Diseases that affect the heart can also affect the memory. Vascular dementia is a common form of dementia that results in memory loss and confusion due to miniature strokes. These “cortical infarcts” are caused by chronic high blood pressure, diabetes, high cholesterol and/or coronary artery disease.
Don’t Settle For a Life of Mental Illness and Addiction
Memory loss, confusion, difficulty communicating, compulsive behaviors and depression are just a few common symptoms seen in patients with dementia. Although Alzheimer’s disease is considered the No. 1 cause for dementia affecting 5.4 million people in the United States, according to a 2011 Alzheimer’s Association study, many other types of dementia exist and are commonly forgotten or do not receive as much press as Alzheimer’s.
It is apparent that Alzheimer’s disease is devastating. Witnessing grandparents unable to remember the name of their daughter or their grandchild is heartbreaking. Learning a father has gone missing only to find out he got lost three blocks from his house because he forgot where he was causes immense sadness. Watching a loved one’s mind deteriorate is difficult to handle. So what causes this disease of forgetfulness? Genetics, amyloid plaques and neurofibrillary tangles are the three known causes of Alzheimer’s disease. According to the Alzheimer’s Association, these are the only known causes of Alzheimer’s disease.
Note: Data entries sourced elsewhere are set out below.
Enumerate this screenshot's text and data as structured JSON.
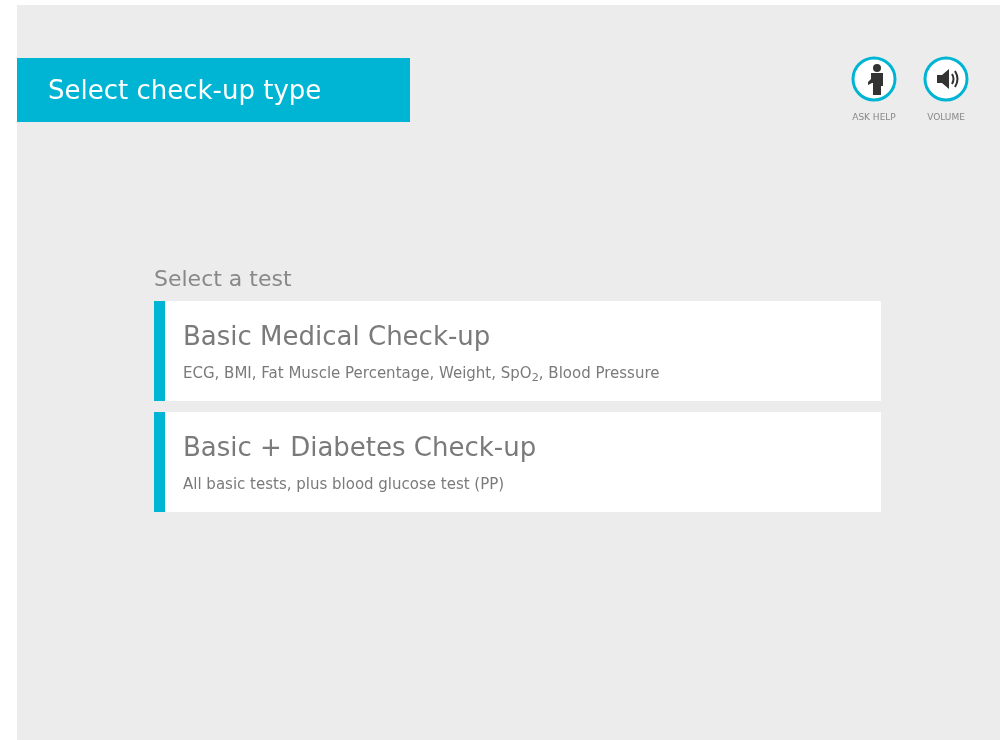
{
  "header": {
    "title": "Select check-up type"
  },
  "actions": [
    {
      "kind": "help",
      "label": "ASK HELP"
    },
    {
      "kind": "volume",
      "label": "VOLUME"
    }
  ],
  "section": {
    "label": "Select a test"
  },
  "tests": [
    {
      "title": "Basic Medical Check-up",
      "description": "ECG, BMI, Fat Muscle Percentage, Weight, SpO$_{2}$, Blood Pressure"
    },
    {
      "title": "Basic + Diabetes Check-up",
      "description": "All basic tests, plus blood glucose test (PP)"
    }
  ]
}
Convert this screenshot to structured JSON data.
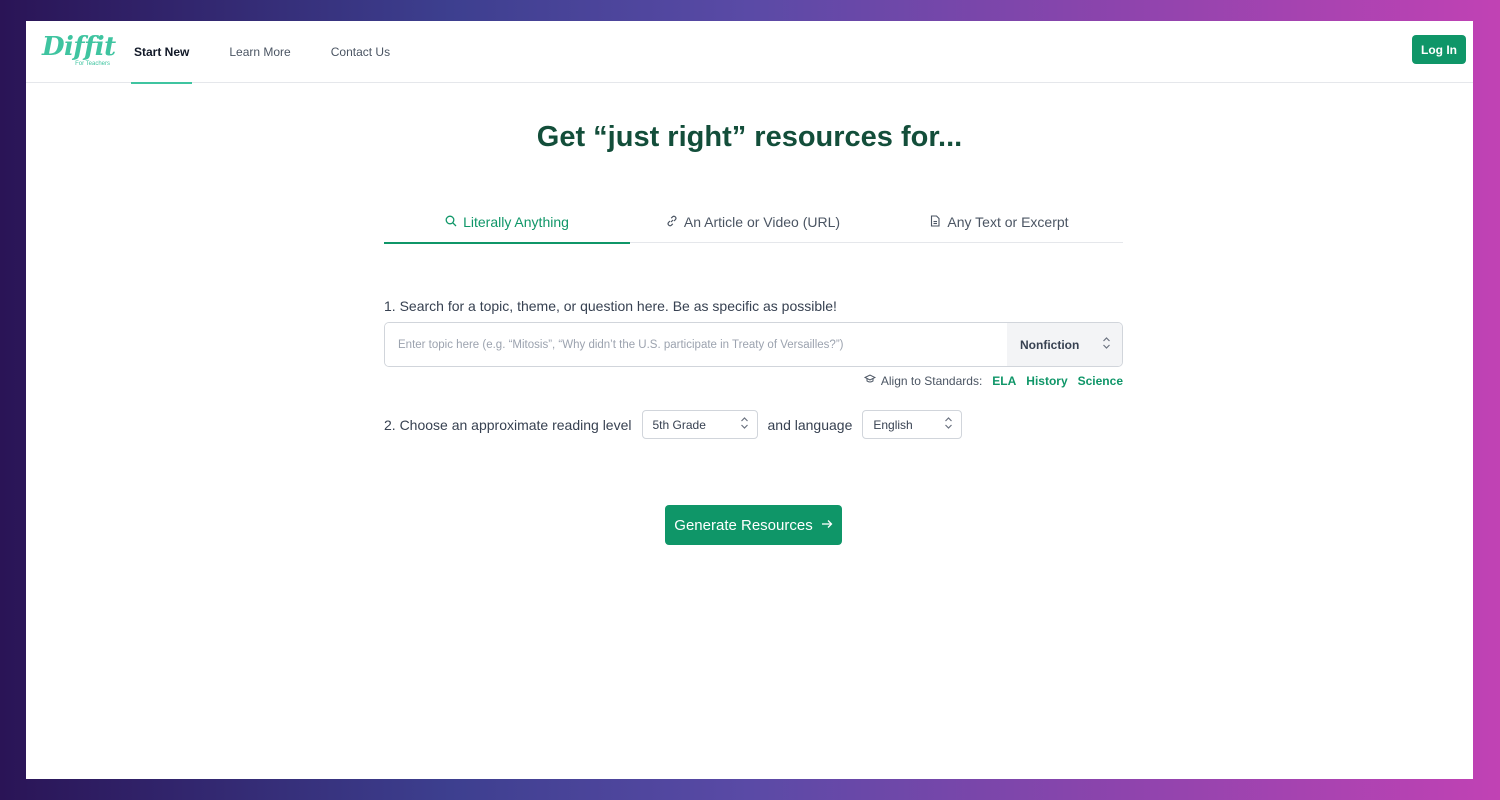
{
  "header": {
    "logo_text": "Diffit",
    "logo_subtext": "For Teachers",
    "nav": [
      {
        "label": "Start New"
      },
      {
        "label": "Learn More"
      },
      {
        "label": "Contact Us"
      }
    ],
    "login_label": "Log In"
  },
  "main": {
    "title": "Get “just right” resources for...",
    "tabs": [
      {
        "label": "Literally Anything",
        "icon": "search-icon"
      },
      {
        "label": "An Article or Video (URL)",
        "icon": "link-icon"
      },
      {
        "label": "Any Text or Excerpt",
        "icon": "document-icon"
      }
    ],
    "step1_label": "1. Search for a topic, theme, or question here. Be as specific as possible!",
    "search_placeholder": "Enter topic here (e.g. “Mitosis”, “Why didn’t the U.S. participate in Treaty of Versailles?”)",
    "genre": "Nonfiction",
    "standards": {
      "label": "Align to Standards:",
      "links": [
        "ELA",
        "History",
        "Science"
      ]
    },
    "step2_label": "2. Choose an approximate reading level",
    "grade": "5th Grade",
    "and_language": "and language",
    "language": "English",
    "generate_label": "Generate Resources"
  },
  "colors": {
    "brand_green": "#0f9668",
    "title_green": "#134e3a",
    "logo_green": "#3fc4a0"
  }
}
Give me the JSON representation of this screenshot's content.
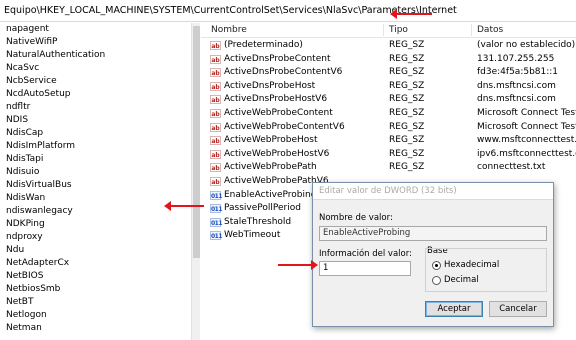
{
  "address_bar": {
    "path": "Equipo\\HKEY_LOCAL_MACHINE\\SYSTEM\\CurrentControlSet\\Services\\NlaSvc\\Parameters\\Internet"
  },
  "tree": {
    "items": [
      "napagent",
      "NativeWifiP",
      "NaturalAuthentication",
      "NcaSvc",
      "NcbService",
      "NcdAutoSetup",
      "ndfltr",
      "NDIS",
      "NdisCap",
      "NdisImPlatform",
      "NdisTapi",
      "Ndisuio",
      "NdisVirtualBus",
      "NdisWan",
      "ndiswanlegacy",
      "NDKPing",
      "ndproxy",
      "Ndu",
      "NetAdapterCx",
      "NetBIOS",
      "NetbiosSmb",
      "NetBT",
      "Netlogon",
      "Netman"
    ]
  },
  "list": {
    "columns": {
      "name": "Nombre",
      "type": "Tipo",
      "data": "Datos"
    },
    "rows": [
      {
        "icon": "string-value-icon",
        "name": "(Predeterminado)",
        "type": "REG_SZ",
        "data": "(valor no establecido)"
      },
      {
        "icon": "string-value-icon",
        "name": "ActiveDnsProbeContent",
        "type": "REG_SZ",
        "data": "131.107.255.255"
      },
      {
        "icon": "string-value-icon",
        "name": "ActiveDnsProbeContentV6",
        "type": "REG_SZ",
        "data": "fd3e:4f5a:5b81::1"
      },
      {
        "icon": "string-value-icon",
        "name": "ActiveDnsProbeHost",
        "type": "REG_SZ",
        "data": "dns.msftncsi.com"
      },
      {
        "icon": "string-value-icon",
        "name": "ActiveDnsProbeHostV6",
        "type": "REG_SZ",
        "data": "dns.msftncsi.com"
      },
      {
        "icon": "string-value-icon",
        "name": "ActiveWebProbeContent",
        "type": "REG_SZ",
        "data": "Microsoft Connect Test"
      },
      {
        "icon": "string-value-icon",
        "name": "ActiveWebProbeContentV6",
        "type": "REG_SZ",
        "data": "Microsoft Connect Test"
      },
      {
        "icon": "string-value-icon",
        "name": "ActiveWebProbeHost",
        "type": "REG_SZ",
        "data": "www.msftconnecttest.com"
      },
      {
        "icon": "string-value-icon",
        "name": "ActiveWebProbeHostV6",
        "type": "REG_SZ",
        "data": "ipv6.msftconnecttest.com"
      },
      {
        "icon": "string-value-icon",
        "name": "ActiveWebProbePath",
        "type": "REG_SZ",
        "data": "connecttest.txt"
      },
      {
        "icon": "string-value-icon",
        "name": "ActiveWebProbePathV6",
        "type": "",
        "data": ""
      },
      {
        "icon": "dword-value-icon",
        "name": "EnableActiveProbing",
        "type": "",
        "data": ""
      },
      {
        "icon": "dword-value-icon",
        "name": "PassivePollPeriod",
        "type": "",
        "data": ""
      },
      {
        "icon": "dword-value-icon",
        "name": "StaleThreshold",
        "type": "",
        "data": ""
      },
      {
        "icon": "dword-value-icon",
        "name": "WebTimeout",
        "type": "",
        "data": ""
      }
    ]
  },
  "dialog": {
    "title": "Editar valor de DWORD (32 bits)",
    "name_label": "Nombre de valor:",
    "name_value": "EnableActiveProbing",
    "data_label": "Información del valor:",
    "data_value": "1",
    "base_label": "Base",
    "base_options": [
      "Hexadecimal",
      "Decimal"
    ],
    "base_selected": "Hexadecimal",
    "ok_label": "Aceptar",
    "cancel_label": "Cancelar"
  },
  "icons": {
    "sz_glyph": "ab",
    "dword_glyph": "011"
  },
  "colors": {
    "annotation_arrow": "#e3141b",
    "dialog_border": "#7a8fa8"
  }
}
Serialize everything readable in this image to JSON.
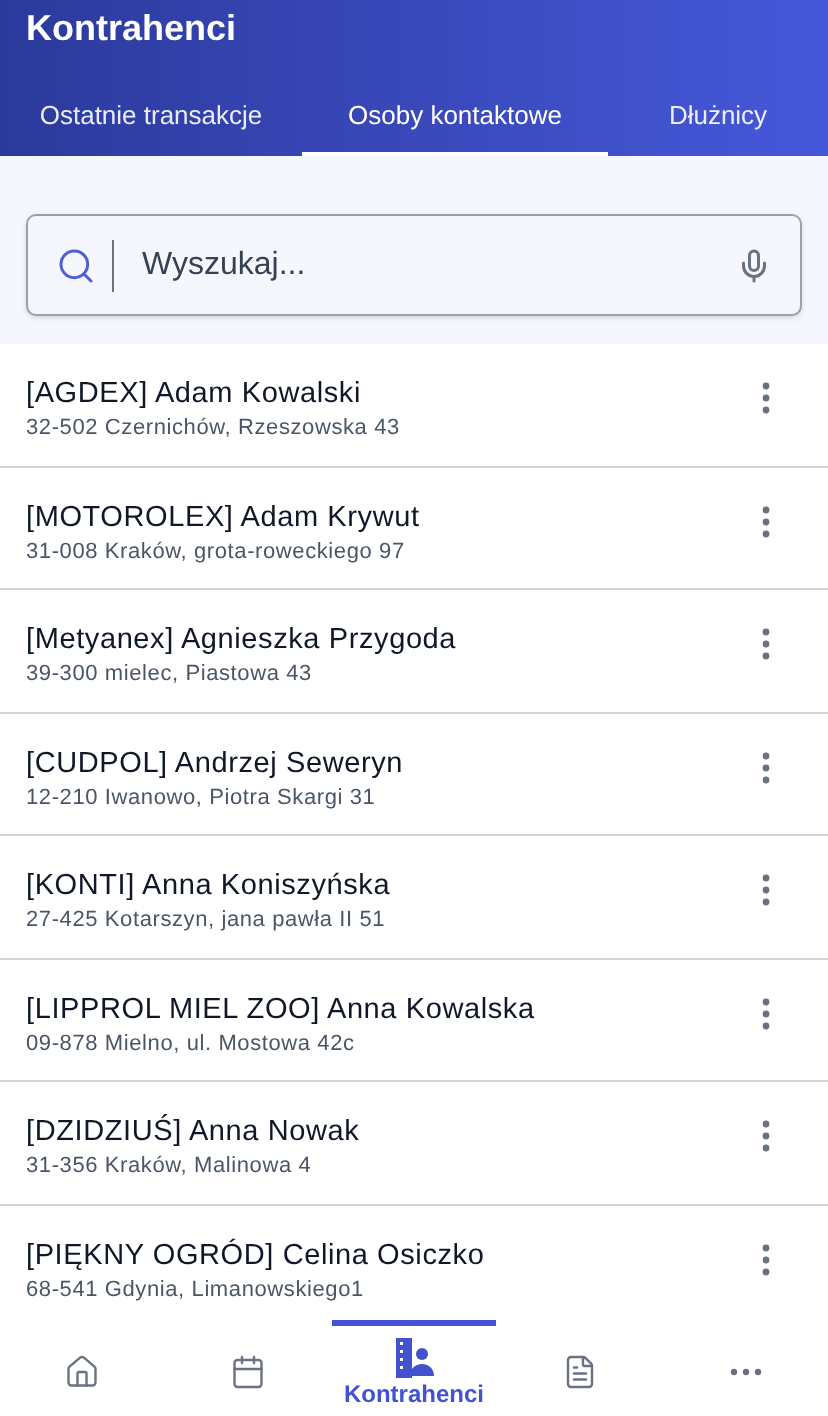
{
  "app_bar": {
    "title": "Kontrahenci"
  },
  "tabs": [
    {
      "label": "Ostatnie transakcje",
      "selected": false
    },
    {
      "label": "Osoby kontaktowe",
      "selected": true
    },
    {
      "label": "Dłużnicy",
      "selected": false
    }
  ],
  "search": {
    "placeholder": "Wyszukaj..."
  },
  "contacts": [
    {
      "name": "[AGDEX] Adam Kowalski",
      "address": "32-502 Czernichów, Rzeszowska 43"
    },
    {
      "name": "[MOTOROLEX] Adam Krywut",
      "address": "31-008 Kraków, grota-roweckiego 97"
    },
    {
      "name": "[Metyanex] Agnieszka Przygoda",
      "address": "39-300 mielec, Piastowa 43"
    },
    {
      "name": "[CUDPOL] Andrzej Seweryn",
      "address": "12-210 Iwanowo, Piotra Skargi 31"
    },
    {
      "name": "[KONTI] Anna Koniszyńska",
      "address": "27-425 Kotarszyn, jana pawła II 51"
    },
    {
      "name": "[LIPPROL MIEL ZOO] Anna Kowalska",
      "address": "09-878 Mielno, ul. Mostowa 42c"
    },
    {
      "name": "[DZIDZIUŚ] Anna Nowak",
      "address": "31-356 Kraków, Malinowa 4"
    },
    {
      "name": "[PIĘKNY OGRÓD] Celina Osiczko",
      "address": "68-541 Gdynia, Limanowskiego1"
    }
  ],
  "bottom_nav": [
    {
      "kind": "home",
      "selected": false
    },
    {
      "kind": "calendar",
      "selected": false
    },
    {
      "kind": "contractors",
      "selected": true,
      "label": "Kontrahenci"
    },
    {
      "kind": "document",
      "selected": false
    },
    {
      "kind": "more",
      "selected": false
    }
  ]
}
“In 2009, nearly 66 million Americans (three in 10 U.S. households) reported at least one person providing unpaid care as a family caregiver,” according to “Caregiver Care,” an article published in the journal American Family Physician. Caring for loved ones has several benefits, including personal fulfillment and satisfaction from helping to relieve another’s suffering. It can bring people together and create a stronger bond. It can be a way of “giving back,” as caregivers were taken care of as children at one time or another.